◆ Problem to work on ◆
I would like each line of the data that holds the word "note" copied out.

◆ Material provided ◆
[Start of section]
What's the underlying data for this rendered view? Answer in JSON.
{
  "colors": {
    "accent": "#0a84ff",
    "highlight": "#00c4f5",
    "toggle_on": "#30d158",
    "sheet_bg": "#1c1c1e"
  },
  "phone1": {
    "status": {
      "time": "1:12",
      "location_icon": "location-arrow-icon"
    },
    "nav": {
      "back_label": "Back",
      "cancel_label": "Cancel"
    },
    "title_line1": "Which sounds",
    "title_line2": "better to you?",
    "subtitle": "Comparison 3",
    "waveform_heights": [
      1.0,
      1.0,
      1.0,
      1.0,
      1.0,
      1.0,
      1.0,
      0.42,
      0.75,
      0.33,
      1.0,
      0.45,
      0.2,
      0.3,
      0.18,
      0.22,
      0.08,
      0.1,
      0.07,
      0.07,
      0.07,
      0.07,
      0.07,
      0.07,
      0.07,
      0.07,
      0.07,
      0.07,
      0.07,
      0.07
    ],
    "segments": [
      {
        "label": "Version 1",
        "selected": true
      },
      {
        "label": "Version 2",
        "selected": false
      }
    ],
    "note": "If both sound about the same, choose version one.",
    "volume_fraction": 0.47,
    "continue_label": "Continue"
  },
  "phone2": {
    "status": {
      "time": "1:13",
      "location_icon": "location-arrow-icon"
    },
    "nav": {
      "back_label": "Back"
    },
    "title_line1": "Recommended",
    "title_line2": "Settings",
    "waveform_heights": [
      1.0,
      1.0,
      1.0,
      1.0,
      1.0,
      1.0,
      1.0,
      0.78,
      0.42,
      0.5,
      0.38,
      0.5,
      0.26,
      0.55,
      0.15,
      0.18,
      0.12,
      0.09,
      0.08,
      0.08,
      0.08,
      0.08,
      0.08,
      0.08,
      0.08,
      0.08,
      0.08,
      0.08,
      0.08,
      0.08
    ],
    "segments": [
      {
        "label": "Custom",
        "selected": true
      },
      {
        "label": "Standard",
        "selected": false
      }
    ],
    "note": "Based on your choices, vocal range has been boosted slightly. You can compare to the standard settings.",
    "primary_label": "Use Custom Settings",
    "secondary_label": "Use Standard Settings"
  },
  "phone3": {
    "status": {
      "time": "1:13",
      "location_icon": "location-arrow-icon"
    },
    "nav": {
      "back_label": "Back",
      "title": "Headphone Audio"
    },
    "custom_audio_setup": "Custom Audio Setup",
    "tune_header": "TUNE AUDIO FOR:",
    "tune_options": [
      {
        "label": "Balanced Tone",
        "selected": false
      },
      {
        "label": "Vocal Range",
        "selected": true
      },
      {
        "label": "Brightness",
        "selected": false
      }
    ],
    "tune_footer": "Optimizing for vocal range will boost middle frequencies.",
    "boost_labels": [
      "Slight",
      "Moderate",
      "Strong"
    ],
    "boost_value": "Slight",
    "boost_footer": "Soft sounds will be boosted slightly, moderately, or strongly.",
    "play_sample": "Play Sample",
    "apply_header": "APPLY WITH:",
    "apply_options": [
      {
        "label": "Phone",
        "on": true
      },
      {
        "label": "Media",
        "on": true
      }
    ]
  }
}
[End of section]
◆ Solved exercise ◆
    "note": "If both sound about the same, choose version one.",
    "note": "Based on your choices, vocal range has been boosted slightly. You can compare to the standard settings.",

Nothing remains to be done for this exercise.